(Beginning of SUPPLIED INFORMATION)

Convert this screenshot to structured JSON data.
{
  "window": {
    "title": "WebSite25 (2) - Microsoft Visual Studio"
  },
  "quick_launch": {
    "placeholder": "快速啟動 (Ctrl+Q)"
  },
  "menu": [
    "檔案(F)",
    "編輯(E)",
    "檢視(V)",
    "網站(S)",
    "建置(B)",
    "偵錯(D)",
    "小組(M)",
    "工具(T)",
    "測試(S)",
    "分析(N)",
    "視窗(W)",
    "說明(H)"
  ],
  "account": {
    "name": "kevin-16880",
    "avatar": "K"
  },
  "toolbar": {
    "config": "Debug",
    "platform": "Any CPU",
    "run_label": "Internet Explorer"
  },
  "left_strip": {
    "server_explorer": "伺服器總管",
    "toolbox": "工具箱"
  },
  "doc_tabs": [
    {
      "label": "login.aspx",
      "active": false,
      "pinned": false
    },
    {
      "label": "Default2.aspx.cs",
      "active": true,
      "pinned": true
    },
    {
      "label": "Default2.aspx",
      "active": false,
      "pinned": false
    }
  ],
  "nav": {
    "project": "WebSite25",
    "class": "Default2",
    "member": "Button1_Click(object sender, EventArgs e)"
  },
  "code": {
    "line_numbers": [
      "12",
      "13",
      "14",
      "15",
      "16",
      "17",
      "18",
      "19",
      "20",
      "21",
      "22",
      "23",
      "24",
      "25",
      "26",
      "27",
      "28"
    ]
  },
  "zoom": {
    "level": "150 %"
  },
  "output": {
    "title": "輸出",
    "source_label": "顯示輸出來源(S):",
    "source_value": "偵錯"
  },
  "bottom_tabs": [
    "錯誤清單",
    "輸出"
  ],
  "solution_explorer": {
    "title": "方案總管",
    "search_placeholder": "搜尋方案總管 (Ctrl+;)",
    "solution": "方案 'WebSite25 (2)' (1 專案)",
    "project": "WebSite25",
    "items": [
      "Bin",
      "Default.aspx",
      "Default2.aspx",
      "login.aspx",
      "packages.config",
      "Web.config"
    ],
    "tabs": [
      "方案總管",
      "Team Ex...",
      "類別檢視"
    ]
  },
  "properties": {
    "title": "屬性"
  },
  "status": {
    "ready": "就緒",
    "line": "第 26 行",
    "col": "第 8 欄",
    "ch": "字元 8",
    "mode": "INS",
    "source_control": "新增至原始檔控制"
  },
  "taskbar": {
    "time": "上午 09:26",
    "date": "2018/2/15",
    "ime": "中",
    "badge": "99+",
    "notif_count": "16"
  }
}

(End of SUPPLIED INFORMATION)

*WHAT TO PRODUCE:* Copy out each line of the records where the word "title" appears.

*EXPECTED OUTPUT:*
    "title": "WebSite25 (2) - Microsoft Visual Studio"
    "title": "輸出",
    "title": "方案總管",
    "title": "屬性"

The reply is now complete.